In response to Sen. Marco Rubio (R-FL) to Filibuster Brennan:
I have the same feeling of receding cynicism I did when the Tea Party first exploded on to the scene and began doing things that just weren’t done in America anymore — taking politics seriously, taking the Founders’ legacy to us seriously, showing up at Town Halls to ask their once and future representatives some real questions, engaging, questioning, insisting, demanding.
There was a time 200 years ago when this was commonplance. Americans had just won their liberty and were enthused about it. They treated their civic duty not as a mere duty but as the highest aspiration of political man.

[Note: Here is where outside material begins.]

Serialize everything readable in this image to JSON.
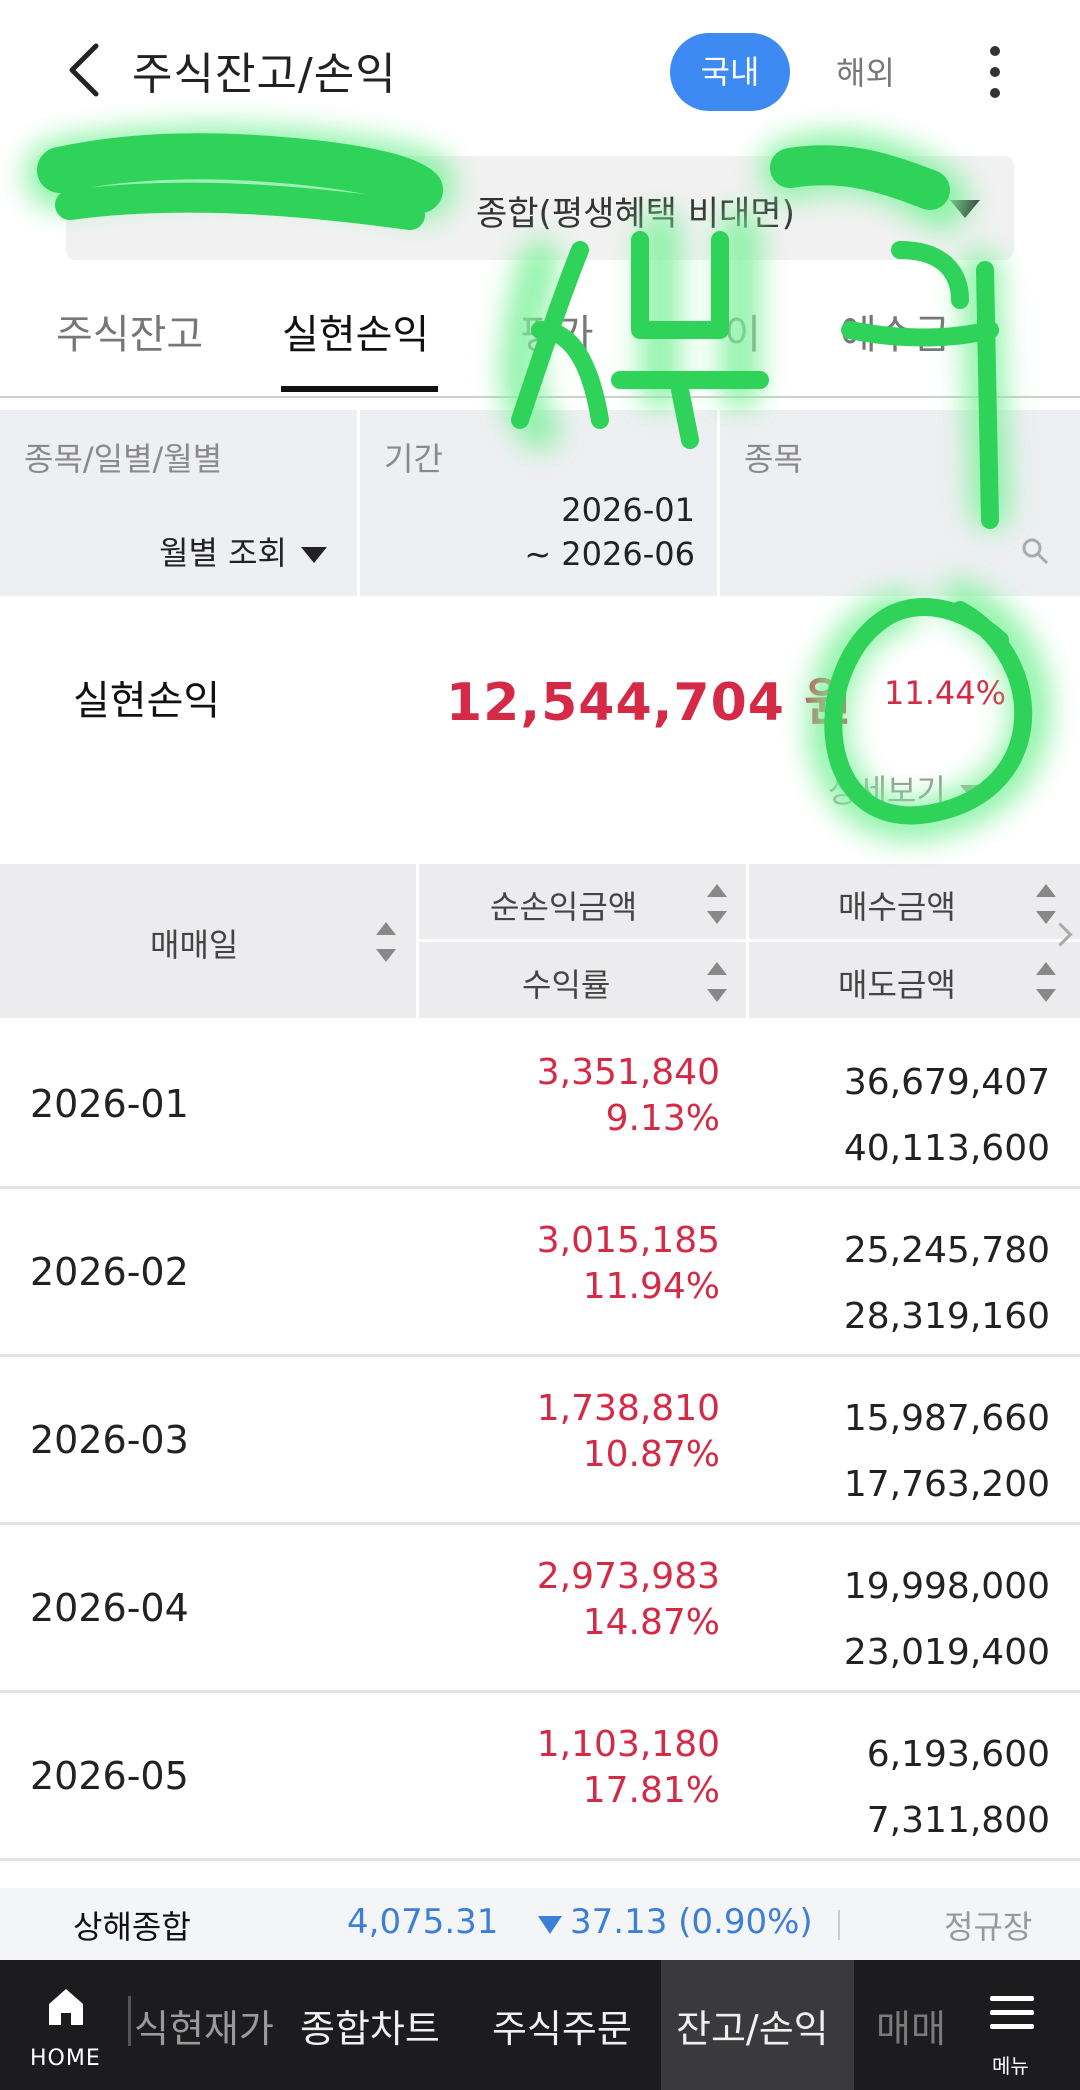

This filibuster excites me for the same reasons — a return to the Old Ways, the ways that actually work, the way American politics is actually supposed to be conducted, with Senators offering thoughtful defenses of their positions and, above all, insisting that this nation is We the People not We the Ministers & Lesser Bureaucratic Warlords of Whatever Current Government the Public Has Had the Folly to Install In Office.

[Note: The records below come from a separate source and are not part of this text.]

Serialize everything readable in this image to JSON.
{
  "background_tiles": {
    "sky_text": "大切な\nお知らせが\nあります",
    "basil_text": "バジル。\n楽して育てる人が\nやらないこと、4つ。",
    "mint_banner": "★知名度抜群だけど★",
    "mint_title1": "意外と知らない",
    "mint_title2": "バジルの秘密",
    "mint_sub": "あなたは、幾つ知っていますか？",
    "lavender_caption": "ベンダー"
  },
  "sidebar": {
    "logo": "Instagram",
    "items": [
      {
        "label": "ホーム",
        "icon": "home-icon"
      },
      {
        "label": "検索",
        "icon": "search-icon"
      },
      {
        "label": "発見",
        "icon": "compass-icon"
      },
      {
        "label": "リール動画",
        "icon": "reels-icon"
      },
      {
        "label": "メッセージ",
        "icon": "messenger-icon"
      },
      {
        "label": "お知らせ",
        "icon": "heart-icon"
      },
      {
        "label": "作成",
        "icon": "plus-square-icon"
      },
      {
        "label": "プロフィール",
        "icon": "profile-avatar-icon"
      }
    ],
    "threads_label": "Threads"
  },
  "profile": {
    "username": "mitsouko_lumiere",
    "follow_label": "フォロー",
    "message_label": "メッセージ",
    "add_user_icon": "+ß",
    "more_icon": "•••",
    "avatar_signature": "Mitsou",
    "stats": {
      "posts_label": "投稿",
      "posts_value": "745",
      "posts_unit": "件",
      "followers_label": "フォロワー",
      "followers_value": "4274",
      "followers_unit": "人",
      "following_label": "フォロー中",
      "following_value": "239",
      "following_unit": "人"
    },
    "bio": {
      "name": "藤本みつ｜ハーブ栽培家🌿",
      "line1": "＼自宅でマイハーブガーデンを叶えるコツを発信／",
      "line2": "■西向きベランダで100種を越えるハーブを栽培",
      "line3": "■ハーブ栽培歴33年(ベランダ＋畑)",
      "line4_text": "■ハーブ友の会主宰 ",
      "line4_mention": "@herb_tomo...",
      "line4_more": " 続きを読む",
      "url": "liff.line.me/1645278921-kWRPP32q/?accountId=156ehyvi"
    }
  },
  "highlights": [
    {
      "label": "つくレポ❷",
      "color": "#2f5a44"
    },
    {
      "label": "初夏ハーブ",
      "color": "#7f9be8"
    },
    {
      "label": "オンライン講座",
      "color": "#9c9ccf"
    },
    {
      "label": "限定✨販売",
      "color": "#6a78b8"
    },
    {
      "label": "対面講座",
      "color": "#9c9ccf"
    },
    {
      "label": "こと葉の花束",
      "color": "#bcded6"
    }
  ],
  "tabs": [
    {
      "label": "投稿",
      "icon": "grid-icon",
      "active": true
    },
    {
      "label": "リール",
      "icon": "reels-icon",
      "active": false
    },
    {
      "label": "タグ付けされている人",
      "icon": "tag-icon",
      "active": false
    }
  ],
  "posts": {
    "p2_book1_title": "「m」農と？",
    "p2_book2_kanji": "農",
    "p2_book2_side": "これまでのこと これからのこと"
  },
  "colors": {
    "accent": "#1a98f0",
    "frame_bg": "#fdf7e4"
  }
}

I don’t entirely agree with Sen. Rand Paul (R-KY), at least if he’s arguing for an absolute bar– the Terrorist On His Way To Deliver a Working Nuke to NYC obviously (to me anyway) merits a unilateral exercise of prophylactic lethal force (assuming time won’t permit regular order to be followed).
But this filibuster is bigger even than that issue (which is itself large). This filibuster is about the basic character of a Democratic Republic, and restoring that character to good working order.